November 2011


Have you ever worked for a technology leader who over promises and underdelivers? I know that in my career I have (quite a few times actually) and it leaves your customer (internal or external) underwhelmed and over time, completely frustrated and exhausted when having to deal with the technology department. Your customer may react in many different ways through this experience…from “bad mouthing” your leader, or to worse, bad mouthing you as project manager andI have seen it get so bad that the customer has “fired” the internal IT department and gone outside to get the work done.

Practicing good micro technology stewardship is not always about making the right technology decisions (as discussed in prior blogs), it’s almost always more, let’s look at the definition again:

“Micro Technology Stewardship is the use of people with enough experience of the workings of a business or department to understand its technology needs, and enough experience with technology to take leadership in addressing those needs.”

Good Micro Technology Stewardship also includes “looking inside” at your self to make sure you are using your “experience” to understand the needs of others and properly addressing those needs. When you over promise and underdeliver you are really saying “I understand what you want, I know it can be done, but I am not a strong enough leader to make sure you are educated on why it can’t be done in the manner or timeline you expect.”

I have seen so many bad product executions that could have been avoided if the technologist had only educated the business leader on the realities of delivery.  What about you, are you in a company where your leader over promises?  Have you ever found yourself having to over promise because you felt you had no choice but to “comply”

If over promising and under delivering is so bad, what about the “formula for success” of under promising and  overdelivering?  Will your customers catch on? Will they then set expectations high, or worse yet, raise them each time you exceed your own self-set commitment?

The One Chart You Need To See To Understand Mobile.

ComScore has data out on the US phone market and Asymco breaks it down on the evolution of the US phone platform install base.  It highlights a few key points, some of which are already known, but some of which don’t get talked about enough:

  • The Blue Ocean is still HUGE.  AppleGoogle, RIM, Microsoft et al. is winning in smartphones, the biggest opportunity remains the Blue Ocean of getting smartphones in the hands of non-smartphone users. 


  • Android! —the other thing that jumps out is how big and how fast growing Android is. Google’s open-source, broad distribution strategy is textbook disruptive innovation, and at least so far, seems to be working just like it should: i.e., it is eating the market.

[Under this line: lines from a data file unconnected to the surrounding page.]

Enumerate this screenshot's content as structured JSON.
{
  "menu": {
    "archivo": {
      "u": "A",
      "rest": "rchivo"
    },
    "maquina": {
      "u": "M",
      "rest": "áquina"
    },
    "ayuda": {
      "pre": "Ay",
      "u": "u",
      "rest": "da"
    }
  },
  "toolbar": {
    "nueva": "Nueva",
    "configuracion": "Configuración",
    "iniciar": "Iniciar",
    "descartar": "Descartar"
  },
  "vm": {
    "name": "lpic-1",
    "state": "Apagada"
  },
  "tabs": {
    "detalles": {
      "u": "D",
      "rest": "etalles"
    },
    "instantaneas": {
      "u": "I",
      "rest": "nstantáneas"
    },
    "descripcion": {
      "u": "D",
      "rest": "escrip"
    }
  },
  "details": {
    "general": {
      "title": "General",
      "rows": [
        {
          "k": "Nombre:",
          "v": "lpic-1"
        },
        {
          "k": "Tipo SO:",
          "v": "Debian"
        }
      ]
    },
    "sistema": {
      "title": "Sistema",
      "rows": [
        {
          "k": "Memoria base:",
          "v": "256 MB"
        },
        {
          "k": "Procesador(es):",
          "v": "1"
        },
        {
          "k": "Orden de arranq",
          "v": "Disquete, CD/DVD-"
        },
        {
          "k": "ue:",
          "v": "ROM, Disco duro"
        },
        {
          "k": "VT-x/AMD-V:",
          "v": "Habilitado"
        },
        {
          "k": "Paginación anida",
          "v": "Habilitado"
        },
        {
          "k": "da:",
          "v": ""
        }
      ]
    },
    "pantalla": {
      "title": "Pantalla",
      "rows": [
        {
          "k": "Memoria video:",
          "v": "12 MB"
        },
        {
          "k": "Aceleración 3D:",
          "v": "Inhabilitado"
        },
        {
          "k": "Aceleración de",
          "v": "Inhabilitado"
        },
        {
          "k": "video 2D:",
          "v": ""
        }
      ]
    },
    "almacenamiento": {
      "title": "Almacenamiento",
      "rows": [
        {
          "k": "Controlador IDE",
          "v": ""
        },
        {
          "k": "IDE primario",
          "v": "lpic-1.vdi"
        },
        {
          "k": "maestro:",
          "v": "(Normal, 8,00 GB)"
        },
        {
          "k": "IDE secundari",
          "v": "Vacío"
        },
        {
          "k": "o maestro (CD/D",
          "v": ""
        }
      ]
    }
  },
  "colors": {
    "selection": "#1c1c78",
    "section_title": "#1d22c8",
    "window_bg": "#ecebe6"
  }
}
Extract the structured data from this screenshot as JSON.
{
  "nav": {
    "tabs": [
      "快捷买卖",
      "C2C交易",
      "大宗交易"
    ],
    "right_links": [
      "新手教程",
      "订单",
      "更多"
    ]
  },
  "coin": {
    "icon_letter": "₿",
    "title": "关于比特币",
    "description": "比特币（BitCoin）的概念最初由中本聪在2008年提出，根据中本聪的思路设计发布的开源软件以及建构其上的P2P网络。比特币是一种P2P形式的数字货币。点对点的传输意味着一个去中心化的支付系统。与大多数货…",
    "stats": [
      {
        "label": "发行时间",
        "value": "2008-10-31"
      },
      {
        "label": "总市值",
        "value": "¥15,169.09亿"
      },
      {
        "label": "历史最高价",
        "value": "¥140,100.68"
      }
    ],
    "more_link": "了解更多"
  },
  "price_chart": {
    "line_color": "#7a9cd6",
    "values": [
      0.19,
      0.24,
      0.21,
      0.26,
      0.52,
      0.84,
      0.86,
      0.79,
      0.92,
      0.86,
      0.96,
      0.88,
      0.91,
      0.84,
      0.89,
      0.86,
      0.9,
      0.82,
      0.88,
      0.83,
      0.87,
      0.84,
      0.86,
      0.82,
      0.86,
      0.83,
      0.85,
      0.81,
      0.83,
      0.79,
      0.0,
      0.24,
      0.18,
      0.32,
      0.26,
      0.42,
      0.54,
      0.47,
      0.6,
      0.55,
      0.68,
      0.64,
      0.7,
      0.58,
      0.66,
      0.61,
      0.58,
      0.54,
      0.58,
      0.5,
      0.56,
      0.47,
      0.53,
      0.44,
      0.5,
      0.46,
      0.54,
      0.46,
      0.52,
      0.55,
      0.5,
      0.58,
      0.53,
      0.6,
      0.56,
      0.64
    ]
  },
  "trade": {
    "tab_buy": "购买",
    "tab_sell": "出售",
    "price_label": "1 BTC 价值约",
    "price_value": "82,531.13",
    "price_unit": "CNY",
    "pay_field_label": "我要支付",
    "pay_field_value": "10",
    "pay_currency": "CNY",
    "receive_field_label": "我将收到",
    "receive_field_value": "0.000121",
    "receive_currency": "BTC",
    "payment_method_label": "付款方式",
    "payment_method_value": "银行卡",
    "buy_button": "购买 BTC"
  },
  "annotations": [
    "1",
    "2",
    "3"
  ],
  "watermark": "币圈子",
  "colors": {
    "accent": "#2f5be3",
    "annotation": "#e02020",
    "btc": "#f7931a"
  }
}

  • Yes, Apple should be worried; but no, it’s not over, far from it. First of all, Apple is huge and still growing very nicely. Second of all, because the mobile wars are platform wars, smartphone marketshare undercounts iOS marketshare because of the enormous successes of the iPad and iPod Touch, which aren’t phones but are still mobile iOS devices. And thirdly, this chart doesn’t count the two big potential gamechangers Apple has recently introduced: the iPhone 4S, which looks like an excellent device and could be a record-breaking seller; and, less flashy but at least as important, the FREE iPhone 3GS, which allows Apple to have an offering for the bottom of the market and be competitive with Android. How these devices perform could make things look very different three months from now.